Securities with “Other Non-Payment Risks” – Filing exemption clarification
Discussions continue on a proposed guidance amendment that would update the SVO’s guidance for securities that possess “Other Non-Payment Risks” (which are assigned a subscript of “S” with its NAIC Designation). This revision would add these investments to the list for securities that are not eligible for the filing exemption.
Other non-payment risks are typically associated with contractual agreements between an insurer and the issuer in which the issuer is given some measure of financial flexibility not to make payments that otherwise would be assumed to be scheduled, given how the instrument has been denominated, or where the insurer agrees to be exposed to a participatory risk.
Schedule BA assets with bond or fixed income characteristics – Revisions to clarify rules on NAIC Designations
SVO discussions continue on proposed guidance revisions that would better clarify that Schedule BA assets are not eligible for a filing exemption (i.e. they must be filed with the SVO to receive an NAIC Designation). The revisions would also clarify that the SVO has the ability to assign NAIC Designations to assets that are not expressly covered by other sections of the SVO’s guidance. This is beneficial for life insurers, as the RBC rules allow Schedule BA assets with NAIC Designations more favorable capital treatment.
1 Some ABS have clauses where residual interests (i.e. equity tranches) are required to be held when holding debt tranches. Within this structure, an investor would be restricted from selling, assigning or transferring the unsecured debt investment without also selling, assigning or transferring the equity interest to the same party.
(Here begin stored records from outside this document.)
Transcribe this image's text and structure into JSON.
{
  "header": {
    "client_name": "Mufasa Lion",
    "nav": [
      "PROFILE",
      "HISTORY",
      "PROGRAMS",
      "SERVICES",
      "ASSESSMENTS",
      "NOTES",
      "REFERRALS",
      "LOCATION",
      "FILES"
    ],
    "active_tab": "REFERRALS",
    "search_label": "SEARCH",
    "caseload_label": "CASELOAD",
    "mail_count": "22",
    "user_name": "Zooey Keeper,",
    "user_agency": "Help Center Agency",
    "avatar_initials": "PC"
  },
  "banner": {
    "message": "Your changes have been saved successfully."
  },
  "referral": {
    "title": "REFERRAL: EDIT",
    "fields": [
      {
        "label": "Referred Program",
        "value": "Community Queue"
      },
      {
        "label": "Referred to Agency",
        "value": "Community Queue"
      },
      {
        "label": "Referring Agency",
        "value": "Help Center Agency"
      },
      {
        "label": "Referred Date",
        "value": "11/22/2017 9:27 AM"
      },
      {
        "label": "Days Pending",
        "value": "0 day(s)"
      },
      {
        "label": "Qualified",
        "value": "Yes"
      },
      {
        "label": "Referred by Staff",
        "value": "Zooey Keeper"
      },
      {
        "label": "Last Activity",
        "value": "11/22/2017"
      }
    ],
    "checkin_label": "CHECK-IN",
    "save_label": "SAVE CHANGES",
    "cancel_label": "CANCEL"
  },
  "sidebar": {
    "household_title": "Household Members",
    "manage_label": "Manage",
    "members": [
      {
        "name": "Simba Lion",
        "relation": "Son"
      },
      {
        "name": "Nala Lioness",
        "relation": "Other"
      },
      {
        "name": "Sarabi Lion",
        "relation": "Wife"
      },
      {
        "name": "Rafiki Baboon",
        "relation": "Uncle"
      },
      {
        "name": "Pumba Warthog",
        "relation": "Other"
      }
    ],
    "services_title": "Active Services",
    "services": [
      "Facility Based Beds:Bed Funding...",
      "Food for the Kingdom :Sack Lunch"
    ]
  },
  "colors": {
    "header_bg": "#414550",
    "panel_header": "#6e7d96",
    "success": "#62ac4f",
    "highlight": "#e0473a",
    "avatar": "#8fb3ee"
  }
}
2 Statutory Accounting Principles Working Group.
3 Non-legacy is defined under SVO guidance as financially modeled (FM) RMBS/CMBS securities issued on or after Jan. 1, 2013. All FM securities issued before that date are considered to be legacy securities. The distinction is relevant when determining NAIC Designations. The NAIC Designation for non-legacy securities is determined solely by the NAIC’s modeling output. NAIC Designations for legacy securities are determined using price breakpoints that, in addition to the modeling output, also factor in the security’s amortized cost when determining its final NAIC Designation.
4 In 2017, the FASB issued Accounting Standard Update 2017-12: Derivatives and Hedging: Targeted Improvements to Accounting for Hedging Activities to reduce complexity and align hedge accounting with risk management activities.
5 Back in 2009, to simplify its guidance structure, FASB began to transition to the current Accounting Standards Codification (ASC) and away from its previous structure, which referenced older derivative guidance such as FAS 133, Accounting for Derivative Instruments and Hedging Activities.
6 The proposed data points include market yield, market price, purchase yield, weighted average life, spread to average life UST, option-adjusted spread, effective duration and convexity.